In the twenty-nine years I have circled the sun, I will admit that for me, love is an ever-changing concept. Never in my life have I experienced it as a stagnant force that keeps me locked in to one fixed definition. If there is one thing that my journey has taught me thus far, it is this: love, no matter how flawed, does not have to last in order to impact us in meaningful ways.
Those we have loved live deep within us, as part of our many intricate layers. We hear with their ears and see the world through their eyes., because when we share so much of ourselves, we unite our energy with that of the other. Several months or years may pass, but we carry them still, in the moments spent together that we recall, in the music we listen to, what we’ve learnt through them, and so on. The possibilities are vast. They live within the bases of our cellular memories, inhabiting our nervous system and subconscious. Indeed, they are never truly far from us. Their legacy is their gift, something precious and intangible that outlives the relationship, itself.
For those of us who long to hold on to those we love with a life-or-death grip, this can often provide a sense of solace.
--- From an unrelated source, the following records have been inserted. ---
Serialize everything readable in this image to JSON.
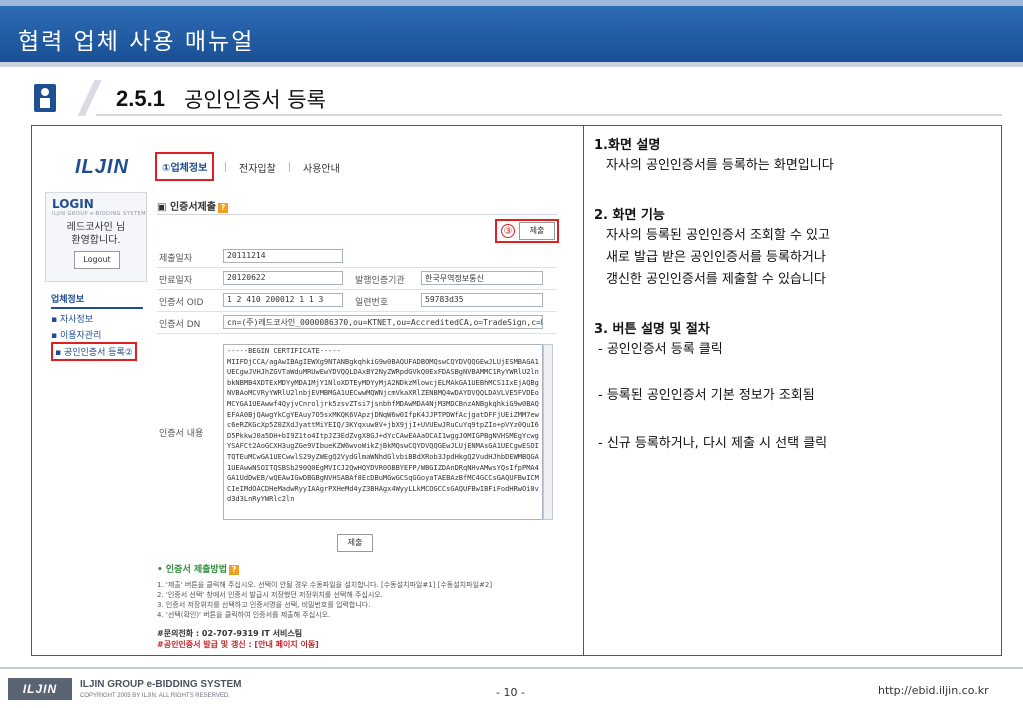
{
  "header": {
    "title": "협력 업체 사용 매뉴얼"
  },
  "section": {
    "number": "2.5.1",
    "title": "공인인증서 등록"
  },
  "screenshot": {
    "logo": "ILJIN",
    "nav": {
      "active": "①업체정보",
      "item2": "전자입찰",
      "item3": "사용안내"
    },
    "login": {
      "title": "LOGIN",
      "subtitle": "ILJIN GROUP e-BIDDING SYSTEM",
      "user": "레드코사인 님\n환영합니다.",
      "logout": "Logout"
    },
    "menu": {
      "head": "업체정보",
      "item1": "▪ 자사정보",
      "item2": "▪ 이용자관리",
      "item3": "▪ 공인인증서 등록②"
    },
    "pane": {
      "title": "인증서제출",
      "submit_top": "제출",
      "badge": "③",
      "rows": [
        {
          "label": "제출일자",
          "value": "20111214"
        },
        {
          "label": "만료일자",
          "value": "20120622",
          "label2": "발행인증기관",
          "value2": "한국무역정보통신"
        },
        {
          "label": "인증서 OID",
          "value": "1 2 410 200012 1 1 3",
          "label2": "일련번호",
          "value2": "59783d35"
        },
        {
          "label": "인증서 DN",
          "value": "cn=(주)레드코사인_0000086370,ou=KTNET,ou=AccreditedCA,o=TradeSign,c=KR"
        }
      ],
      "cert_label": "인증서 내용",
      "cert_text": "-----BEGIN CERTIFICATE-----\nMIIFDjCCA/agAwIBAgIEWXg9NTANBgkqhkiG9w0BAQUFADBOMQswCQYDVQQGEwJLUjESMBAGA1UECgwJVHJhZGVTaWduMRUwEwYDVQQLDAxBY2NyZWRpdGVkQ0ExFDASBgNVBAMMC1RyYWRlU2lnbkNBMB4XDTExMDYyMDA1MjY1NloXDTEyMDYyMjA2NDkzMlowcjELMAkGA1UEBhMCS1IxEjAQBgNVBAoMCVRyYWRlU2lnbjEVMBMGA1UECwwMQWNjcmVkaXRlZENBMQ4wDAYDVQQLDAVLVE5FVDEoMCYGA1UEAwwf4QyjvCnroljrk5zsvZTsi7jsnbhfMDAwMDA4NjM3MDCBnzANBgkqhkiG9w0BAQEFAA0BjQAwgYkCgYEAuy7O5sxMKQK6VApzjDNqW6w0IfpK4JJPTPDWfAcjgatDFFjUEiZMM7ewc6eRZKGcXp5Z0ZXdJyattMiYEIQ/3KYqxuw8V+jbX9jjI+UVUEwJRuCuYq9tpZIo+pVYz0QuI6D5PkkwJ0a5DH+bI9Z1to4ItpJZ3EdZvgX8GJ+dYcCAwEAAaOCAI1wggJOMIGPBgNVHSMEgYcwgYSAFCt2AoGCXH3ugZGe9VIbueKZW6wvoWikZjBkMQswCQYDVQQGEwJLUjENMAsGA1UECgwESOITQTEuMCwGA1UECwwlS29yZWEgQ2VydGlmaWNhdGlvbiBBdXRob3JpdHkgQ2VudHJhbDEWMBQGA1UEAwwNSOITQSBSb290Q0EgMVICJ2QwHQYDVR0OBBYEFP/WBGIZDAnDRqNHvAMwsYQsIfpPMA4GA1UdDwEB/wQEAwIGwDBGBgNVHSABAf8EcDBuMGwGCSqGGoyaTAEBAzBfMC4GCCsGAQUFBwICMCIeIMdOACDHeMadwRyyIAAgrPXHeMd4yZ3BHAgx4WyyLLkMCOGCCsGAQUFBwIBFiFodHRwOi8vd3d3LnRyYWRlc2ln",
      "submit_bot": "제출",
      "howto_title": "• 인증서 제출방법",
      "howto": [
        "1. '제출' 버튼을 클릭해 주십시오. 선택이 안될 경우 수동파일을 설치합니다. [수동설치파일#1] [수동설치파일#2]",
        "2. '인증서 선택' 창에서 인증서 발급시 저장했던 저장위치를 선택해 주십시오.",
        "3. 인증서 저장위치를 선택하고 인증서명을 선택, 비밀번호를 입력합니다.",
        "4. '선택(확인)' 버튼을 클릭하여 인증서를 제출해 주십시오."
      ],
      "contact1": "#문의전화 : 02-707-9319 IT 서비스팀",
      "contact2": "#공인인증서 발급 및 갱신 : [안내 페이지 이동]"
    }
  },
  "description": {
    "h1": "1.화면 설명",
    "t1": "자사의 공인인증서를 등록하는 화면입니다",
    "h2": "2. 화면 기능",
    "t2a": "자사의 등록된 공인인증서 조회할 수 있고",
    "t2b": "새로 발급 받은 공인인증서를 등록하거나",
    "t2c": "갱신한 공인인증서를 제출할 수 있습니다",
    "h3": "3. 버튼 설명 및 절차",
    "s1": "- 공인인증서 등록 클릭",
    "s2": "- 등록된 공인인증서 기본 정보가 조회됨",
    "s3": "- 신규 등록하거나, 다시 제출 시 선택 클릭"
  },
  "footer": {
    "logo": "ILJIN",
    "name": "ILJIN GROUP e-BIDDING SYSTEM",
    "copyright": "COPYRIGHT 2005 BY ILJIN. ALL RIGHTS RESERVED.",
    "page": "- 10 -",
    "url": "http://ebid.iljin.co.kr"
  }
}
I for one have felt the heart-wrenching pain of loss quite acutely over the past couple of years. These losses have left me feeling bereft, like parts of myself went out the door right along with them. The subsequent loneliness consumed me, along with the physical pain I felt in my heart chakra and in my limbs, not to mention the almost constant nagging questions and other mental torment I experienced that left me battling many sleepless nights. However, it wasn’t until very recently that I recovered my faith in the infinity of our universe. In a time when many people feel so isolated from those around them, I have felt my own heart break open, with a resurrected belief in the seamless energy that connects all of life by an unbreakable thread.
There is a verse written by Pulitzer-Prize winning poet, Mary Oliver, titled, “Sometimes”. The verse goes like this: “5. Two or three times in my life I have discovered love./ Each time it seemed to solve everything./ Each time it solved a great many things/ but not everything./ Yet left me as grateful as if it had indeed, and thoroughly, solved everything”. My own experiences have left me with a similar feeling, after escaping the eye of the storm in terms of my heartache. My sorrow has shown me what to heal and how to love myself. This journey has been the catalyst for re-birth.
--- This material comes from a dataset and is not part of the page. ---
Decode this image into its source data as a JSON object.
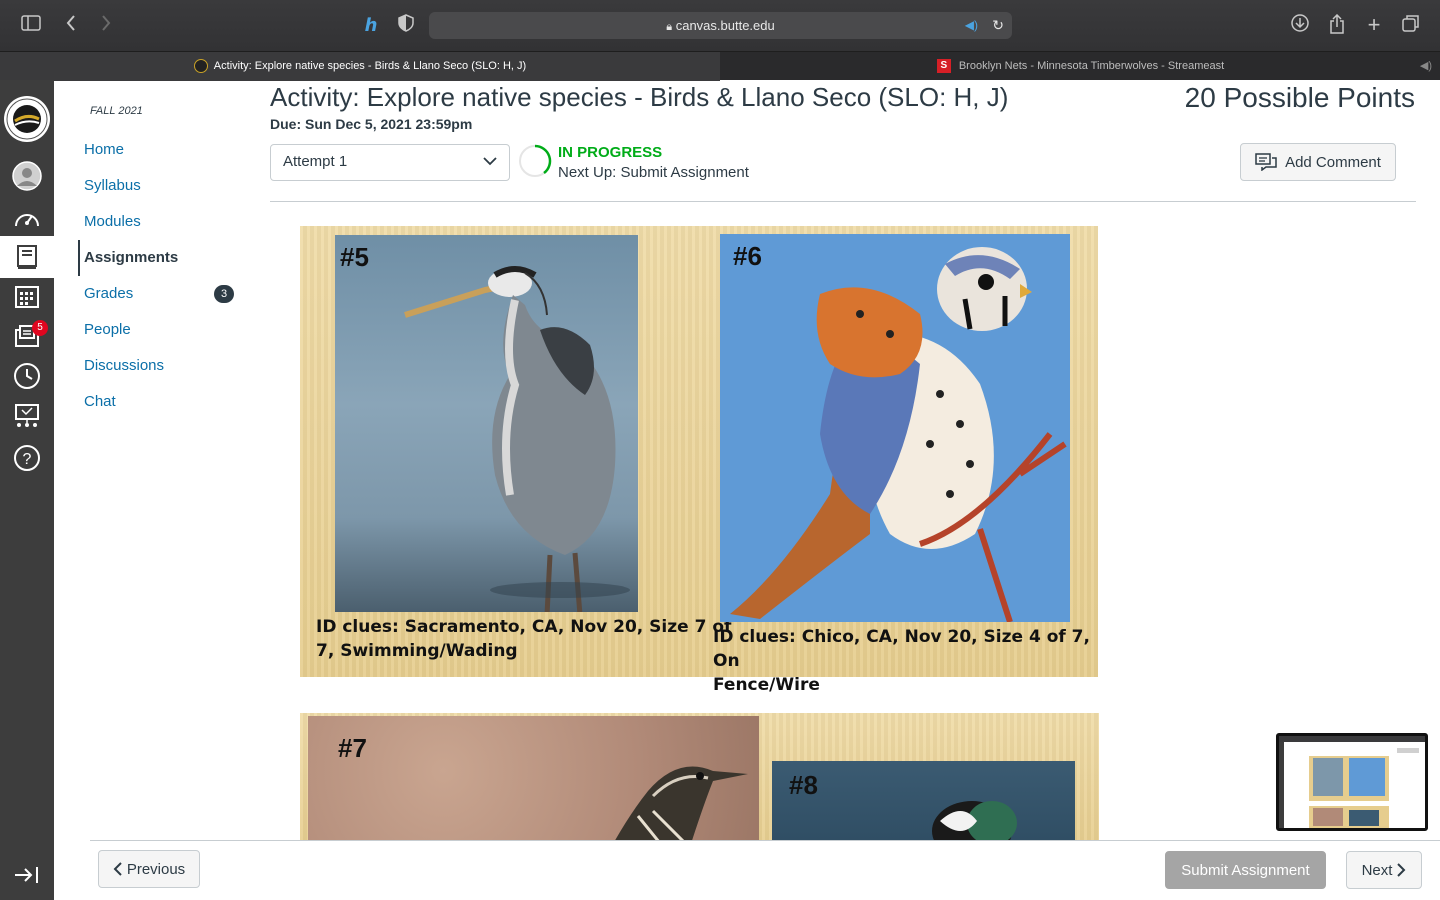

Unfortunately for us, we live in a society that often tells us if a love doesn’t last or lead to a deeper commitment, it couldn’t have as much of an impact. However, one genuine encounter can quench a thirsty heart more than walking through a decade-long emotional desert with the same person, filled with silence, empty promises and unmet needs. Everything could look like a fairy tale on the outside, but on the inside, it could feel like any place other than home.
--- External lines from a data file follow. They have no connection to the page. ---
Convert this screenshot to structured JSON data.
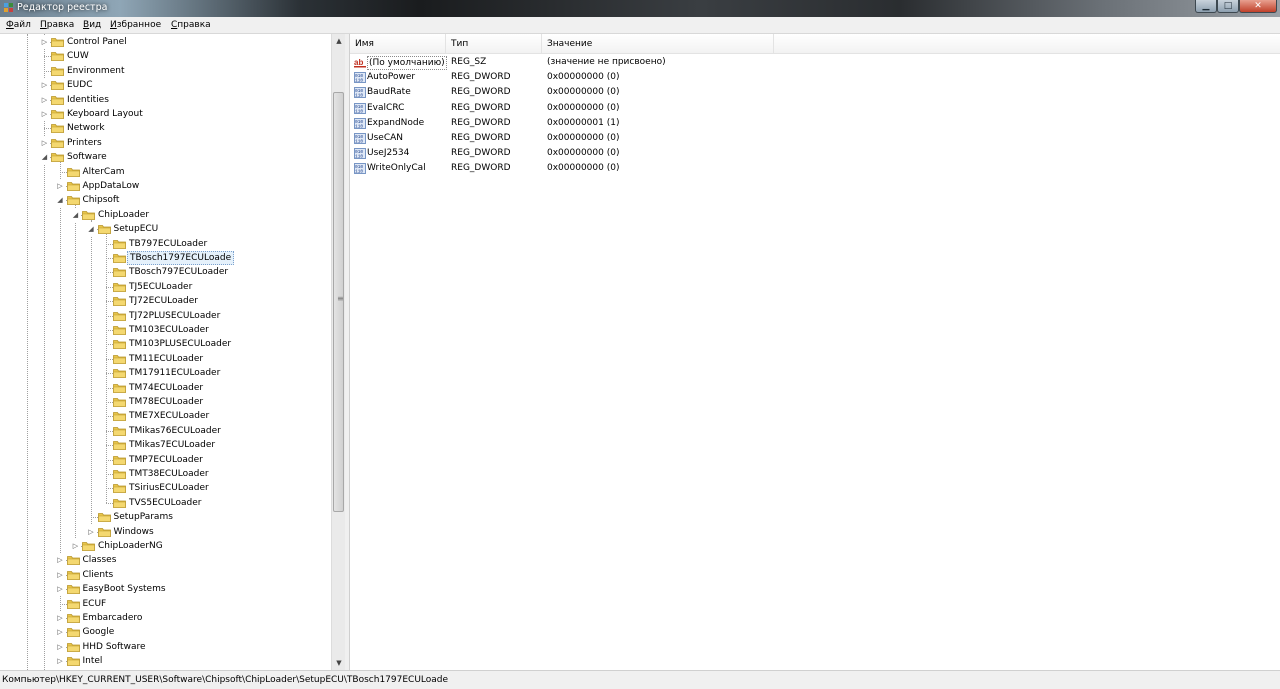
{
  "window": {
    "title": "Редактор реестра",
    "controls": {
      "minimize": "▁",
      "maximize": "□",
      "close": "✕"
    }
  },
  "menu": [
    {
      "accel": "Ф",
      "rest": "айл"
    },
    {
      "accel": "П",
      "rest": "равка"
    },
    {
      "accel": "В",
      "rest": "ид"
    },
    {
      "accel": "И",
      "rest": "збранное"
    },
    {
      "accel": "С",
      "rest": "правка"
    }
  ],
  "tree": [
    {
      "label": "Control Panel",
      "level": 0,
      "expander": "collapsed"
    },
    {
      "label": "CUW",
      "level": 0,
      "expander": "none"
    },
    {
      "label": "Environment",
      "level": 0,
      "expander": "none"
    },
    {
      "label": "EUDC",
      "level": 0,
      "expander": "collapsed"
    },
    {
      "label": "Identities",
      "level": 0,
      "expander": "collapsed"
    },
    {
      "label": "Keyboard Layout",
      "level": 0,
      "expander": "collapsed"
    },
    {
      "label": "Network",
      "level": 0,
      "expander": "none"
    },
    {
      "label": "Printers",
      "level": 0,
      "expander": "collapsed"
    },
    {
      "label": "Software",
      "level": 0,
      "expander": "expanded"
    },
    {
      "label": "AlterCam",
      "level": 1,
      "expander": "none"
    },
    {
      "label": "AppDataLow",
      "level": 1,
      "expander": "collapsed"
    },
    {
      "label": "Chipsoft",
      "level": 1,
      "expander": "expanded"
    },
    {
      "label": "ChipLoader",
      "level": 2,
      "expander": "expanded"
    },
    {
      "label": "SetupECU",
      "level": 3,
      "expander": "expanded"
    },
    {
      "label": "TB797ECULoader",
      "level": 4,
      "expander": "none"
    },
    {
      "label": "TBosch1797ECULoade",
      "level": 4,
      "expander": "none",
      "selected": true
    },
    {
      "label": "TBosch797ECULoader",
      "level": 4,
      "expander": "none"
    },
    {
      "label": "TJ5ECULoader",
      "level": 4,
      "expander": "none"
    },
    {
      "label": "TJ72ECULoader",
      "level": 4,
      "expander": "none"
    },
    {
      "label": "TJ72PLUSECULoader",
      "level": 4,
      "expander": "none"
    },
    {
      "label": "TM103ECULoader",
      "level": 4,
      "expander": "none"
    },
    {
      "label": "TM103PLUSECULoader",
      "level": 4,
      "expander": "none"
    },
    {
      "label": "TM11ECULoader",
      "level": 4,
      "expander": "none"
    },
    {
      "label": "TM17911ECULoader",
      "level": 4,
      "expander": "none"
    },
    {
      "label": "TM74ECULoader",
      "level": 4,
      "expander": "none"
    },
    {
      "label": "TM78ECULoader",
      "level": 4,
      "expander": "none"
    },
    {
      "label": "TME7XECULoader",
      "level": 4,
      "expander": "none"
    },
    {
      "label": "TMikas76ECULoader",
      "level": 4,
      "expander": "none"
    },
    {
      "label": "TMikas7ECULoader",
      "level": 4,
      "expander": "none"
    },
    {
      "label": "TMP7ECULoader",
      "level": 4,
      "expander": "none"
    },
    {
      "label": "TMT38ECULoader",
      "level": 4,
      "expander": "none"
    },
    {
      "label": "TSiriusECULoader",
      "level": 4,
      "expander": "none"
    },
    {
      "label": "TVS5ECULoader",
      "level": 4,
      "expander": "none"
    },
    {
      "label": "SetupParams",
      "level": 3,
      "expander": "none"
    },
    {
      "label": "Windows",
      "level": 3,
      "expander": "collapsed"
    },
    {
      "label": "ChipLoaderNG",
      "level": 2,
      "expander": "collapsed"
    },
    {
      "label": "Classes",
      "level": 1,
      "expander": "collapsed"
    },
    {
      "label": "Clients",
      "level": 1,
      "expander": "collapsed"
    },
    {
      "label": "EasyBoot Systems",
      "level": 1,
      "expander": "collapsed"
    },
    {
      "label": "ECUF",
      "level": 1,
      "expander": "none"
    },
    {
      "label": "Embarcadero",
      "level": 1,
      "expander": "collapsed"
    },
    {
      "label": "Google",
      "level": 1,
      "expander": "collapsed"
    },
    {
      "label": "HHD Software",
      "level": 1,
      "expander": "collapsed"
    },
    {
      "label": "Intel",
      "level": 1,
      "expander": "collapsed"
    }
  ],
  "list": {
    "columns": [
      "Имя",
      "Тип",
      "Значение"
    ],
    "rows": [
      {
        "icon": "string-value-icon",
        "name": "(По умолчанию)",
        "type": "REG_SZ",
        "value": "(значение не присвоено)",
        "focused": true
      },
      {
        "icon": "binary-value-icon",
        "name": "AutoPower",
        "type": "REG_DWORD",
        "value": "0x00000000 (0)"
      },
      {
        "icon": "binary-value-icon",
        "name": "BaudRate",
        "type": "REG_DWORD",
        "value": "0x00000000 (0)"
      },
      {
        "icon": "binary-value-icon",
        "name": "EvalCRC",
        "type": "REG_DWORD",
        "value": "0x00000000 (0)"
      },
      {
        "icon": "binary-value-icon",
        "name": "ExpandNode",
        "type": "REG_DWORD",
        "value": "0x00000001 (1)"
      },
      {
        "icon": "binary-value-icon",
        "name": "UseCAN",
        "type": "REG_DWORD",
        "value": "0x00000000 (0)"
      },
      {
        "icon": "binary-value-icon",
        "name": "UseJ2534",
        "type": "REG_DWORD",
        "value": "0x00000000 (0)"
      },
      {
        "icon": "binary-value-icon",
        "name": "WriteOnlyCal",
        "type": "REG_DWORD",
        "value": "0x00000000 (0)"
      }
    ]
  },
  "statusbar": {
    "path": "Компьютер\\HKEY_CURRENT_USER\\Software\\Chipsoft\\ChipLoader\\SetupECU\\TBosch1797ECULoade"
  },
  "colors": {
    "folder": "#e8c54a",
    "selection": "#e5f1fb"
  }
}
Holding on to the idea that love can only be meaningful if it is permanent is short-sighted. Love, like many other things in our lives, is like a season and through each transition, we grow. That alone, is the win. We are never again quite the same as we were before and there is beauty in that. Love leaves a footprint unlike almost any wonder we could experience.